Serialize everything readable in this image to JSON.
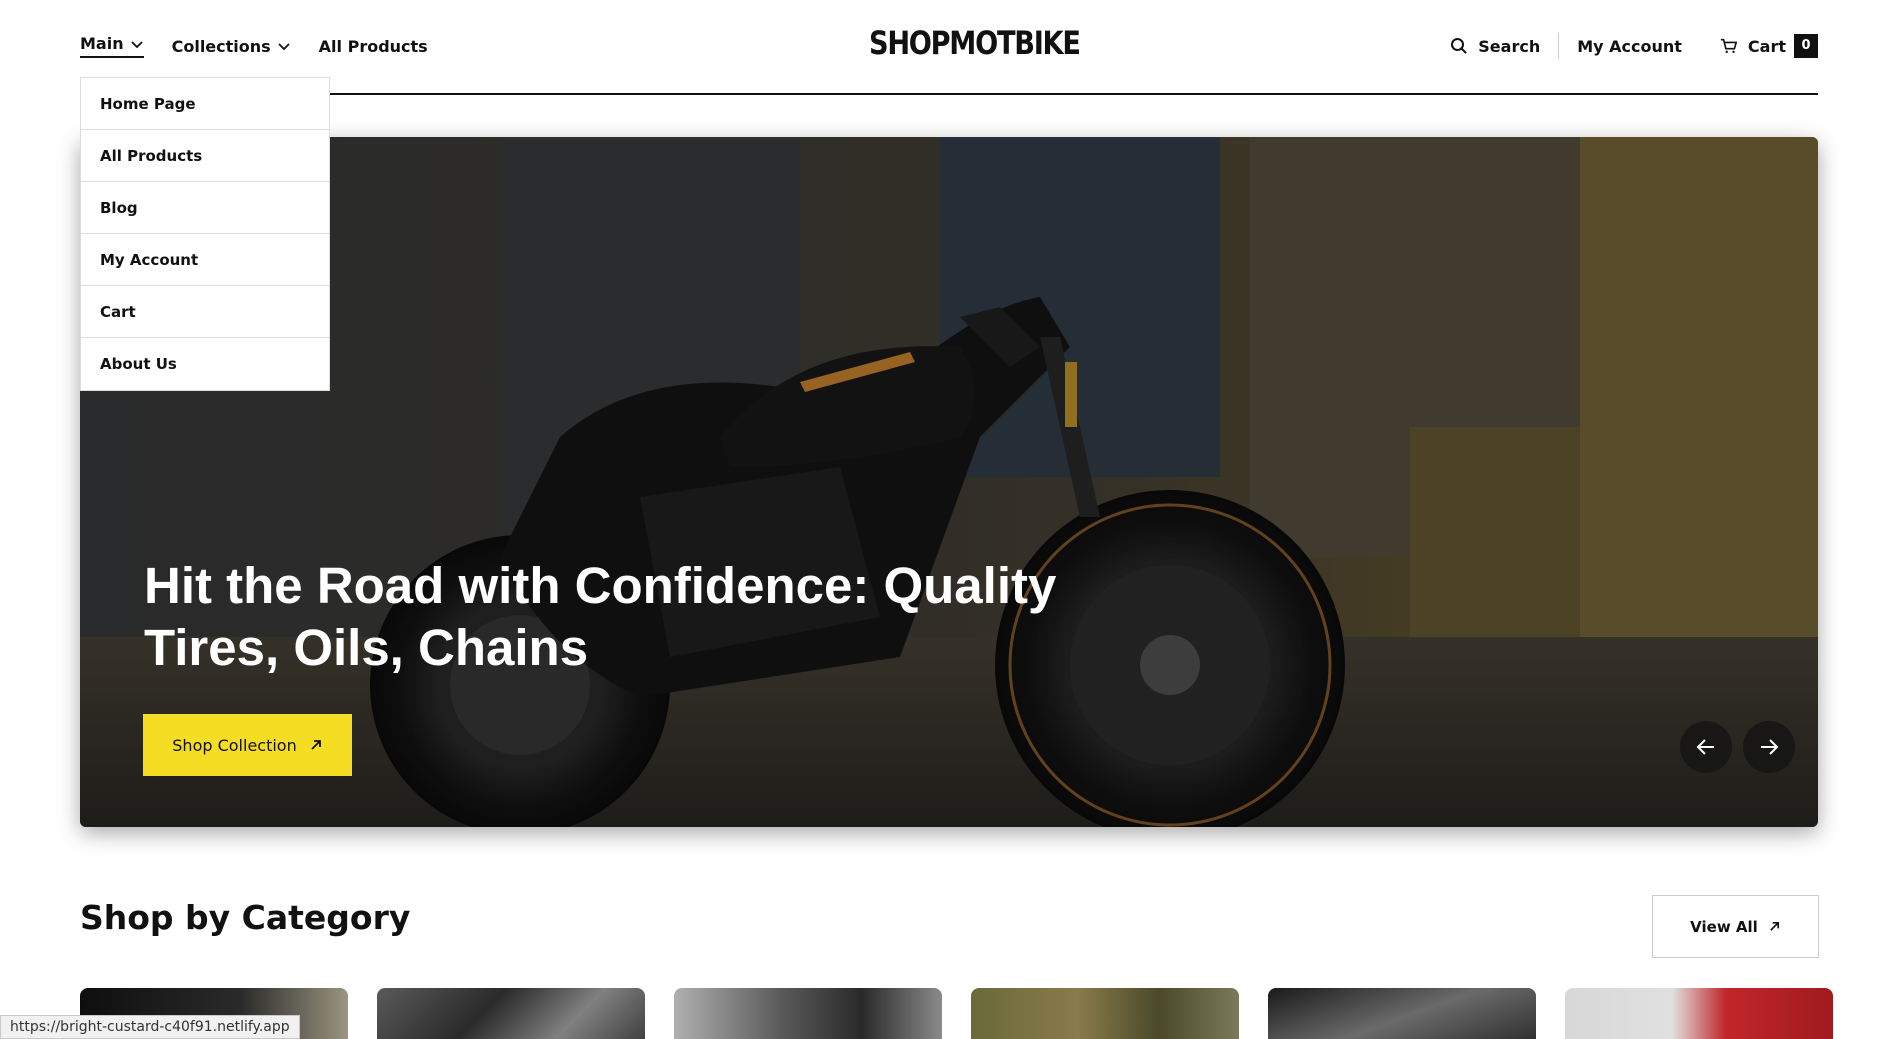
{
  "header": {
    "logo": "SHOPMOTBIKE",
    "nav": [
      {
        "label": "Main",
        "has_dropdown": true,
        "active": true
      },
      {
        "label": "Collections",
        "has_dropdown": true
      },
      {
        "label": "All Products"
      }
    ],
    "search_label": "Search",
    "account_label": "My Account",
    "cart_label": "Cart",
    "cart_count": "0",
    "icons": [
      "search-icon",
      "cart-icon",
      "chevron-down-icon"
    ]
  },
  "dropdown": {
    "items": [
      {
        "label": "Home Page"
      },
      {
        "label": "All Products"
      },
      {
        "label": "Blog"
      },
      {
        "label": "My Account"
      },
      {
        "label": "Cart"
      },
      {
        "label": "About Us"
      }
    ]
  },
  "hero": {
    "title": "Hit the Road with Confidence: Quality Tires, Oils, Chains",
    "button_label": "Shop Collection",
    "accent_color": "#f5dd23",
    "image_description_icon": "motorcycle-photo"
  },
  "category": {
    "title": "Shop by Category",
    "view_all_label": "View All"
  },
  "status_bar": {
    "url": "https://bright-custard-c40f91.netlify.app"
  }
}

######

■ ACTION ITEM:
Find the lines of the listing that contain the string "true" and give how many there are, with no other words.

■ ANSWER BELOW:
3